**Instructions for the task**
In the data that follows, how many lines contain the word "this"? Give only that number.

**Dataset entries**
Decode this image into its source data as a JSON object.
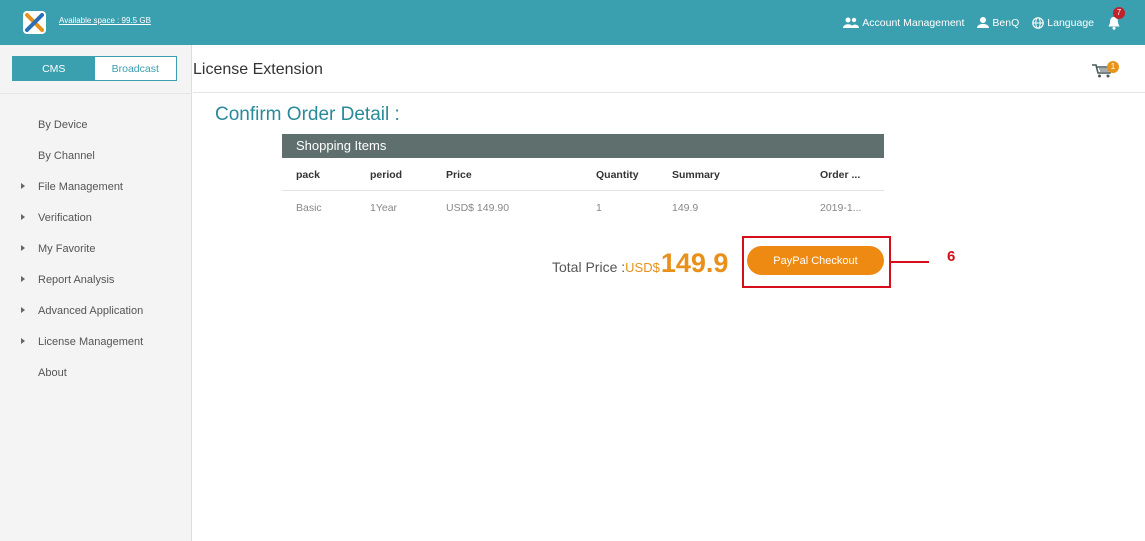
{
  "header": {
    "available_space": "Available space : 99.5 GB",
    "account_management": "Account Management",
    "user": "BenQ",
    "language": "Language",
    "notification_count": "7",
    "icons": {
      "logo": "x-logo-icon",
      "account": "users-icon",
      "user": "user-icon",
      "language": "globe-icon",
      "bell": "bell-icon"
    }
  },
  "sidebar": {
    "tabs": [
      {
        "label": "CMS",
        "active": true
      },
      {
        "label": "Broadcast",
        "active": false
      }
    ],
    "items": [
      {
        "label": "By Device",
        "expandable": false
      },
      {
        "label": "By Channel",
        "expandable": false
      },
      {
        "label": "File Management",
        "expandable": true
      },
      {
        "label": "Verification",
        "expandable": true
      },
      {
        "label": "My Favorite",
        "expandable": true
      },
      {
        "label": "Report Analysis",
        "expandable": true
      },
      {
        "label": "Advanced Application",
        "expandable": true
      },
      {
        "label": "License Management",
        "expandable": true
      },
      {
        "label": "About",
        "expandable": false
      }
    ]
  },
  "page": {
    "title": "License Extension",
    "cart_count": "1",
    "section_title": "Confirm Order Detail :",
    "items_header": "Shopping Items",
    "columns": [
      "pack",
      "period",
      "Price",
      "Quantity",
      "Summary",
      "Order ..."
    ],
    "rows": [
      [
        "Basic",
        "1Year",
        "USD$ 149.90",
        "1",
        "149.9",
        "2019-1..."
      ]
    ],
    "total_label": "Total Price :",
    "total_currency": "USD$",
    "total_amount": "149.9",
    "checkout_label": "PayPal Checkout",
    "callout_number": "6"
  },
  "colors": {
    "teal": "#3a9fae",
    "orange": "#ee8a12",
    "highlight": "#d60d1a"
  }
}
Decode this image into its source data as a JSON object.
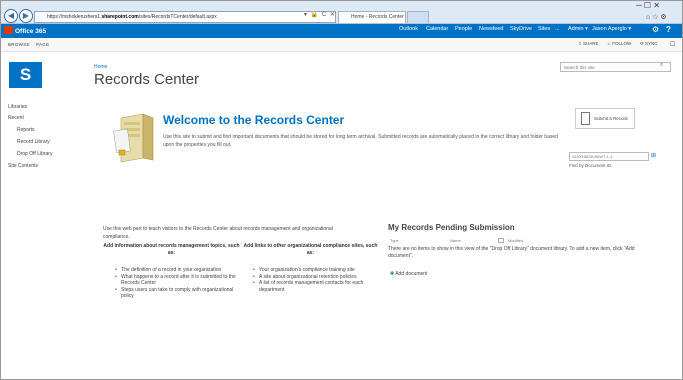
{
  "browser": {
    "url_prefix": "https://mshoklerushers1.",
    "url_domain": "sharepoint.com",
    "url_path": "/sites/RecordsTCenter/default.aspx",
    "tab_active": "Home - Records Center",
    "nav_back": "◀",
    "nav_forward": "▶",
    "addr_icons": "▾ 🔒 C ✕",
    "win_controls": "─ ☐ ✕",
    "toolbar_icons": "⌂ ☆ ⚙"
  },
  "suite_bar": {
    "brand": "Office 365",
    "links": [
      "Outlook",
      "Calendar",
      "People",
      "Newsfeed",
      "SkyDrive",
      "Sites",
      "...",
      "Admin ▾"
    ],
    "user": "Jason Aperglo ▾",
    "icons": [
      "gear-icon",
      "help-icon"
    ]
  },
  "ribbon": {
    "tabs": [
      "BROWSE",
      "PAGE"
    ],
    "actions": [
      "SHARE",
      "FOLLOW",
      "SYNC"
    ],
    "panel_icon": "☐"
  },
  "header": {
    "breadcrumb": "Home",
    "title": "Records Center",
    "search_placeholder": "Search this site"
  },
  "quick_launch": {
    "items": [
      "Libraries",
      "Recent",
      "Site Contents"
    ],
    "recent_children": [
      "Reports",
      "Record Library",
      "Drop Off Library"
    ]
  },
  "welcome": {
    "heading": "Welcome to the Records Center",
    "body": "Use this site to submit and find important documents that should be stored for long term archival. Submitted records are automatically placed in the correct library and folder based upon the properties you fill out."
  },
  "submit_record": {
    "label": "Submit a Record"
  },
  "doc_id": {
    "value": "42XXH5D3U96W7-1-1",
    "label": "Find by Document ID"
  },
  "intro": {
    "text": "Use this web part to teach visitors to the Records Center about records management and organizational compliance.",
    "columns": [
      {
        "heading": "Add information about records management topics, such as:",
        "items": [
          "The definition of a record in your organization",
          "What happens to a record after it is submitted to the Records Center",
          "Steps users can take to comply with organizational policy"
        ]
      },
      {
        "heading": "Add links to other organizational compliance sites, such as:",
        "items": [
          "Your organization's compliance training site",
          "A site about organizational retention policies",
          "A list of records management contacts for each department"
        ]
      }
    ]
  },
  "pending": {
    "title": "My Records Pending Submission",
    "columns": [
      "Type",
      "Name",
      "Modified"
    ],
    "message": "There are no items to show in this view of the \"Drop Off Library\" document library. To add a new item, click \"Add document\".",
    "add_label": "Add document"
  }
}
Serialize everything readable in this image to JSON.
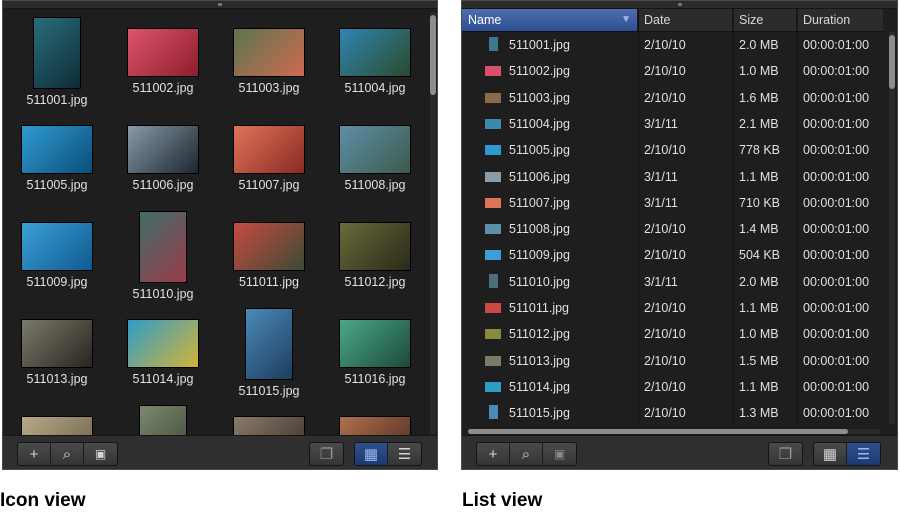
{
  "icon_view": {
    "caption": "Icon view",
    "thumbnails": [
      {
        "label": "511001.jpg",
        "shape": "portrait",
        "colors": [
          "#2a6e7c",
          "#0e2b36"
        ]
      },
      {
        "label": "511002.jpg",
        "shape": "landscape",
        "colors": [
          "#e0546a",
          "#8a1e2c"
        ]
      },
      {
        "label": "511003.jpg",
        "shape": "landscape",
        "colors": [
          "#5a7450",
          "#d06a50"
        ]
      },
      {
        "label": "511004.jpg",
        "shape": "landscape",
        "colors": [
          "#2f86b0",
          "#2c4a2e"
        ]
      },
      {
        "label": "511005.jpg",
        "shape": "landscape",
        "colors": [
          "#2f9ad0",
          "#0b4f7a"
        ]
      },
      {
        "label": "511006.jpg",
        "shape": "landscape",
        "colors": [
          "#8a9aa6",
          "#1b2630"
        ]
      },
      {
        "label": "511007.jpg",
        "shape": "landscape",
        "colors": [
          "#e07458",
          "#8a2a24"
        ]
      },
      {
        "label": "511008.jpg",
        "shape": "landscape",
        "colors": [
          "#5d8fa8",
          "#3d5a4a"
        ]
      },
      {
        "label": "511009.jpg",
        "shape": "landscape",
        "colors": [
          "#3aa0d8",
          "#0f5a8e"
        ]
      },
      {
        "label": "511010.jpg",
        "shape": "portrait",
        "colors": [
          "#406e6a",
          "#9a3a4a"
        ]
      },
      {
        "label": "511011.jpg",
        "shape": "landscape",
        "colors": [
          "#c84a40",
          "#3c4a36"
        ]
      },
      {
        "label": "511012.jpg",
        "shape": "landscape",
        "colors": [
          "#6a6a3a",
          "#2b2a1a"
        ]
      },
      {
        "label": "511013.jpg",
        "shape": "landscape",
        "colors": [
          "#7a7a6a",
          "#2a2420"
        ]
      },
      {
        "label": "511014.jpg",
        "shape": "landscape",
        "colors": [
          "#2f9cc8",
          "#d4b438"
        ]
      },
      {
        "label": "511015.jpg",
        "shape": "portrait",
        "colors": [
          "#4a8ab8",
          "#1d3d5e"
        ]
      },
      {
        "label": "511016.jpg",
        "shape": "landscape",
        "colors": [
          "#4aa88a",
          "#1d4a3a"
        ]
      },
      {
        "label": "",
        "shape": "landscape",
        "colors": [
          "#b8aa88",
          "#6a6048"
        ]
      },
      {
        "label": "",
        "shape": "portrait",
        "colors": [
          "#7a8a70",
          "#3a4030"
        ]
      },
      {
        "label": "",
        "shape": "landscape",
        "colors": [
          "#8a7a6a",
          "#3a3028"
        ]
      },
      {
        "label": "",
        "shape": "landscape",
        "colors": [
          "#b07050",
          "#4a2a20"
        ]
      }
    ],
    "toolbar": {
      "add_icon": "+",
      "search_icon": "⌕",
      "import_icon": "▣",
      "stack_icon": "❐",
      "grid_icon": "▦",
      "list_icon": "☰"
    }
  },
  "list_view": {
    "caption": "List view",
    "columns": [
      "Name",
      "Date",
      "Size",
      "Duration"
    ],
    "sort_indicator": "▼",
    "rows": [
      {
        "name": "511001.jpg",
        "date": "2/10/10",
        "size": "2.0 MB",
        "duration": "00:00:01:00",
        "thumb": "portrait",
        "color": "#3a7a8c"
      },
      {
        "name": "511002.jpg",
        "date": "2/10/10",
        "size": "1.0 MB",
        "duration": "00:00:01:00",
        "thumb": "landscape",
        "color": "#d8506a"
      },
      {
        "name": "511003.jpg",
        "date": "2/10/10",
        "size": "1.6 MB",
        "duration": "00:00:01:00",
        "thumb": "landscape",
        "color": "#8a6a4a"
      },
      {
        "name": "511004.jpg",
        "date": "3/1/11",
        "size": "2.1 MB",
        "duration": "00:00:01:00",
        "thumb": "landscape",
        "color": "#3a8aaa"
      },
      {
        "name": "511005.jpg",
        "date": "2/10/10",
        "size": "778 KB",
        "duration": "00:00:01:00",
        "thumb": "landscape",
        "color": "#2f9ad0"
      },
      {
        "name": "511006.jpg",
        "date": "3/1/11",
        "size": "1.1 MB",
        "duration": "00:00:01:00",
        "thumb": "landscape",
        "color": "#8a9aa6"
      },
      {
        "name": "511007.jpg",
        "date": "3/1/11",
        "size": "710 KB",
        "duration": "00:00:01:00",
        "thumb": "landscape",
        "color": "#e07458"
      },
      {
        "name": "511008.jpg",
        "date": "2/10/10",
        "size": "1.4 MB",
        "duration": "00:00:01:00",
        "thumb": "landscape",
        "color": "#5d8fa8"
      },
      {
        "name": "511009.jpg",
        "date": "2/10/10",
        "size": "504 KB",
        "duration": "00:00:01:00",
        "thumb": "landscape",
        "color": "#3aa0d8"
      },
      {
        "name": "511010.jpg",
        "date": "3/1/11",
        "size": "2.0 MB",
        "duration": "00:00:01:00",
        "thumb": "portrait",
        "color": "#4a6e7a"
      },
      {
        "name": "511011.jpg",
        "date": "2/10/10",
        "size": "1.1 MB",
        "duration": "00:00:01:00",
        "thumb": "landscape",
        "color": "#c84a40"
      },
      {
        "name": "511012.jpg",
        "date": "2/10/10",
        "size": "1.0 MB",
        "duration": "00:00:01:00",
        "thumb": "landscape",
        "color": "#8a8a3a"
      },
      {
        "name": "511013.jpg",
        "date": "2/10/10",
        "size": "1.5 MB",
        "duration": "00:00:01:00",
        "thumb": "landscape",
        "color": "#7a7a6a"
      },
      {
        "name": "511014.jpg",
        "date": "2/10/10",
        "size": "1.1 MB",
        "duration": "00:00:01:00",
        "thumb": "landscape",
        "color": "#2f9cc8"
      },
      {
        "name": "511015.jpg",
        "date": "2/10/10",
        "size": "1.3 MB",
        "duration": "00:00:01:00",
        "thumb": "portrait",
        "color": "#4a8ab8"
      }
    ],
    "toolbar": {
      "add_icon": "+",
      "search_icon": "⌕",
      "import_icon": "▣",
      "stack_icon": "❐",
      "grid_icon": "▦",
      "list_icon": "☰"
    }
  }
}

**Answer section**
7